(SUPPLIED MATERIAL)

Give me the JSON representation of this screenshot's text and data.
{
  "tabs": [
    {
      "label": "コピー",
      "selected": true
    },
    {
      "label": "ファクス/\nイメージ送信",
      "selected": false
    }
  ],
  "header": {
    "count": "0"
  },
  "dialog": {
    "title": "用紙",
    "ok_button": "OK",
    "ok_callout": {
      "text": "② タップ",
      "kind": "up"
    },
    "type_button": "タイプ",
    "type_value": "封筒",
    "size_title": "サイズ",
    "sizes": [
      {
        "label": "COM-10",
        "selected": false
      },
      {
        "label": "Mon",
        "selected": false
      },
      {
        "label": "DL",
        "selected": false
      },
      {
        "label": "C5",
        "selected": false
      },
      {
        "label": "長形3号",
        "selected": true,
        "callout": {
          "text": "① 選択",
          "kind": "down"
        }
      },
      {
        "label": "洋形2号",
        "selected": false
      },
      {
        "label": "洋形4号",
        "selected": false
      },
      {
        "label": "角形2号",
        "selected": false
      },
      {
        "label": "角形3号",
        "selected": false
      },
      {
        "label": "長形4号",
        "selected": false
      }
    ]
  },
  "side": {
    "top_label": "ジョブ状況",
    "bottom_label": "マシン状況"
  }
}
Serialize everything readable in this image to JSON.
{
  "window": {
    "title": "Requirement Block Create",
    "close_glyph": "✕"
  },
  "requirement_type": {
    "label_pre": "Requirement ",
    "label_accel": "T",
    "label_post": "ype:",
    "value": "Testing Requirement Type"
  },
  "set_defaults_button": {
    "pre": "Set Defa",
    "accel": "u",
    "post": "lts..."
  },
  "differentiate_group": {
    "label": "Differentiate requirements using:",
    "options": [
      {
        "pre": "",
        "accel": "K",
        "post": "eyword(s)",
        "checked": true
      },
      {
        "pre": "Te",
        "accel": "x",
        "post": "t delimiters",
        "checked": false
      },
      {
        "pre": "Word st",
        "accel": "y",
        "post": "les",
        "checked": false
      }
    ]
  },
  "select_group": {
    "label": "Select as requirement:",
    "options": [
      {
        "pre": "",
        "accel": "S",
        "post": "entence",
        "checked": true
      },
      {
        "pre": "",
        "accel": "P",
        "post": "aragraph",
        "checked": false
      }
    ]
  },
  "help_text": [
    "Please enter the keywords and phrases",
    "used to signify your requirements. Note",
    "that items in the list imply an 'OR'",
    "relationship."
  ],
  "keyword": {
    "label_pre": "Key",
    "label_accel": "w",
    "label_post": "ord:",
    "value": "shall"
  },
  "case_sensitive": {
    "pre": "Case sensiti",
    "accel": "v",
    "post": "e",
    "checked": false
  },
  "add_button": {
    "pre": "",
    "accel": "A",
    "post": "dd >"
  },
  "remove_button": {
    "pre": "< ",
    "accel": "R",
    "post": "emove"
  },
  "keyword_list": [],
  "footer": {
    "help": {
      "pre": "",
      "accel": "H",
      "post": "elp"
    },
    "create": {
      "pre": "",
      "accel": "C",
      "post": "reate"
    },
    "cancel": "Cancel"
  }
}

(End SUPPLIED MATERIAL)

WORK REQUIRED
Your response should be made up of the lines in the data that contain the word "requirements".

SOLUTION FOR THIS TASK
    "label": "Differentiate requirements using:",
    "used to signify your requirements. Note",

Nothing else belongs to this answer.